(Data about app and page elements)
•••••

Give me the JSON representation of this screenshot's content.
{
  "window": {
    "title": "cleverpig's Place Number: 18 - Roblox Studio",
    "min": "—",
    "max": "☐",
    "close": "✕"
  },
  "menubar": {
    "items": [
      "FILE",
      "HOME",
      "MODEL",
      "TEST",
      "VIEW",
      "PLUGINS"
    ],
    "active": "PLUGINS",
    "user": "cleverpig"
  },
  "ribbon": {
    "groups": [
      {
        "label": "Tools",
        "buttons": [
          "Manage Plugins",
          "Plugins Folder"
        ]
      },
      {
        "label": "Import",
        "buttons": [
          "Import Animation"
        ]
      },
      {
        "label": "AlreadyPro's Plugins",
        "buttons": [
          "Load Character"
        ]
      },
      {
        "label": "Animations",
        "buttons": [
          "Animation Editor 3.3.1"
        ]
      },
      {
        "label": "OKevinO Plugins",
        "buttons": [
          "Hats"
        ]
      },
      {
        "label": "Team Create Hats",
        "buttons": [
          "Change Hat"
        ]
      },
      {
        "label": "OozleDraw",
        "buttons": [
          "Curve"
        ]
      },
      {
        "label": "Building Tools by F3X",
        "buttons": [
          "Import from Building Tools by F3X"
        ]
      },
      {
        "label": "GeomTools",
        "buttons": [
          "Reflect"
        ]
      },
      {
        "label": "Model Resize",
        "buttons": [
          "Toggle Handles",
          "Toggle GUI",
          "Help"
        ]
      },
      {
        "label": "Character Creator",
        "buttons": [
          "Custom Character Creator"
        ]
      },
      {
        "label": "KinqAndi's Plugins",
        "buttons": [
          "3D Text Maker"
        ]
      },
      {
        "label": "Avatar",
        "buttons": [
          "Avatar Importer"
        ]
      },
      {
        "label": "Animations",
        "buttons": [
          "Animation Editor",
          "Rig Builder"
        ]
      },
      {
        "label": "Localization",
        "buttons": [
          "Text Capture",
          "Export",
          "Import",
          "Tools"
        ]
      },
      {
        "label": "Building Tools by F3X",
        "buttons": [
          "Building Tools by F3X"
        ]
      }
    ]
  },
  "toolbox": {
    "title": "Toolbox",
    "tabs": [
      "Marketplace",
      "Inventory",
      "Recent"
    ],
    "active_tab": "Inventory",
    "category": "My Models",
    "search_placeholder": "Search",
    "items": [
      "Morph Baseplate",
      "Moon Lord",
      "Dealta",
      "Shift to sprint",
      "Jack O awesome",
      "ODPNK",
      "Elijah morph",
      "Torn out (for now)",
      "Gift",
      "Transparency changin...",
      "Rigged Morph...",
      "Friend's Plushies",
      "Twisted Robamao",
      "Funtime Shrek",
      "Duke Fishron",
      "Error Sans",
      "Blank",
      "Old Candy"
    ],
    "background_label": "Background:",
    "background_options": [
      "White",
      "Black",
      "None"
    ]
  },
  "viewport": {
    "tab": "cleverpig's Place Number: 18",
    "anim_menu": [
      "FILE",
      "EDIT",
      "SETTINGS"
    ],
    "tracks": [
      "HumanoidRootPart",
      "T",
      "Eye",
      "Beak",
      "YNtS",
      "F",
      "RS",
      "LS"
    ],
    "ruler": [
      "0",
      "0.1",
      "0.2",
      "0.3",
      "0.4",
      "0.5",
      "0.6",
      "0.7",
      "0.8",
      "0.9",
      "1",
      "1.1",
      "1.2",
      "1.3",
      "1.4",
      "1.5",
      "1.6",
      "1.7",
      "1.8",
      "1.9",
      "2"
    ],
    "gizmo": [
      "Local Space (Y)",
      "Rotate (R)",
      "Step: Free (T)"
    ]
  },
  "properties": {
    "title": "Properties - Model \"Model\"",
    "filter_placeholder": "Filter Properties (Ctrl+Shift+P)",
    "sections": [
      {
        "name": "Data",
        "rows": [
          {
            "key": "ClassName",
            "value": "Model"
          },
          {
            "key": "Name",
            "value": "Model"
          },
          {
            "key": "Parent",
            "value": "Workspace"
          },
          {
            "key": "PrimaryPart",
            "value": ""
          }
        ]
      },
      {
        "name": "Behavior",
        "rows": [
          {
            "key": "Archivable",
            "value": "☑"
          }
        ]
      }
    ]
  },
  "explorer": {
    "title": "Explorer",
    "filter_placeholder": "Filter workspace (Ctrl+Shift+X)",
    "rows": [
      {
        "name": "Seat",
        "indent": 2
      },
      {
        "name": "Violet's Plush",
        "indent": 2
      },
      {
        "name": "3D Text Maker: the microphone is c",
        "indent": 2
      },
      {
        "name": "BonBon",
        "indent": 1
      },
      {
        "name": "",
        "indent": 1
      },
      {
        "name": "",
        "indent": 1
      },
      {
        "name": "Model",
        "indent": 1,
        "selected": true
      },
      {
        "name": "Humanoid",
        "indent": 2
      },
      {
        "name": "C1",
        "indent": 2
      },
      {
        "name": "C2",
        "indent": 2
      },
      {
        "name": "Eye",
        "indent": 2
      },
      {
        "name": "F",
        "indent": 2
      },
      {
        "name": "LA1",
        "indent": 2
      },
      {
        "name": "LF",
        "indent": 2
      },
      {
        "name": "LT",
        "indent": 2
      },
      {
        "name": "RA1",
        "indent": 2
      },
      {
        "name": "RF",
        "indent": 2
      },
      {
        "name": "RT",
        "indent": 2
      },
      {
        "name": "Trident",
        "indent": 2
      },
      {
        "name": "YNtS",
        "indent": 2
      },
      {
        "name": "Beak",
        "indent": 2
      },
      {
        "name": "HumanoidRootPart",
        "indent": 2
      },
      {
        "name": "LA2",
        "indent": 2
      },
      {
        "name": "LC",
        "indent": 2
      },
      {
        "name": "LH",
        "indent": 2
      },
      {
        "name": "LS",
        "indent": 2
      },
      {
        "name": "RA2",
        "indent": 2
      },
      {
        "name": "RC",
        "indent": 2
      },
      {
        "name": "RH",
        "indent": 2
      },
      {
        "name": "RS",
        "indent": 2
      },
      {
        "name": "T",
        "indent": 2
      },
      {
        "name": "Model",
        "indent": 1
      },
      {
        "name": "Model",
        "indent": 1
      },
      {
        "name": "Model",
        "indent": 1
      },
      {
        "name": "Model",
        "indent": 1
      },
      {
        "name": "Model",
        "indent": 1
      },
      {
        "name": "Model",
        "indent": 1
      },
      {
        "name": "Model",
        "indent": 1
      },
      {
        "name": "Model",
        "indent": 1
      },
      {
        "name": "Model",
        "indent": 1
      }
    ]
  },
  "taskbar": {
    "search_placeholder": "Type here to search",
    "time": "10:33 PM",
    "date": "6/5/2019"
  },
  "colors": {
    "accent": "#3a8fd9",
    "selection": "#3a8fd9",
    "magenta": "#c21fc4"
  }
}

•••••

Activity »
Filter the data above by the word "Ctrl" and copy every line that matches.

Written solution »
    "filter_placeholder": "Filter Properties (Ctrl+Shift+P)",
    "filter_placeholder": "Filter workspace (Ctrl+Shift+X)",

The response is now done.